SUPPLIED DATA:

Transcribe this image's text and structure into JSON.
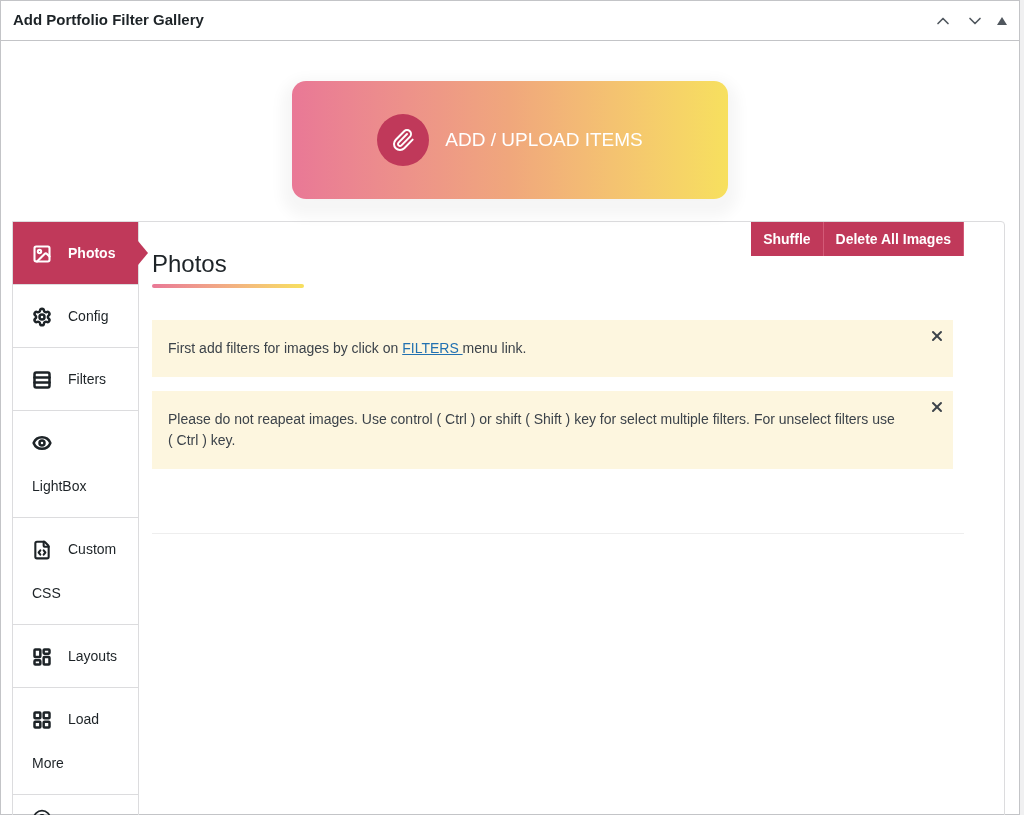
{
  "window": {
    "title": "Add Portfolio Filter Gallery"
  },
  "upload_button": {
    "label": "ADD / UPLOAD ITEMS"
  },
  "sidebar": {
    "items": [
      {
        "label": "Photos",
        "selected": true
      },
      {
        "label": "Config",
        "selected": false
      },
      {
        "label": "Filters",
        "selected": false
      },
      {
        "label": "LightBox",
        "selected": false
      },
      {
        "label": "Custom CSS",
        "selected": false
      },
      {
        "label": "Layouts",
        "selected": false
      },
      {
        "label": "Load More",
        "selected": false
      }
    ]
  },
  "content": {
    "heading": "Photos",
    "buttons": [
      "Shuffle",
      "Delete All Images"
    ],
    "notices": [
      {
        "before": "First add filters for images by click on ",
        "link": "FILTERS ",
        "after": "menu link."
      },
      {
        "before": "Please do not reapeat images. Use control ( Ctrl ) or shift ( Shift ) key for select multiple filters. For unselect filters use ( Ctrl ) key."
      }
    ]
  }
}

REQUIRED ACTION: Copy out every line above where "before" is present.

ANSWER BOX:
        "before": "First add filters for images by click on ",
        "before": "Please do not reapeat images. Use control ( Ctrl ) or shift ( Shift ) key for select multiple filters. For unselect filters use ( Ctrl ) key."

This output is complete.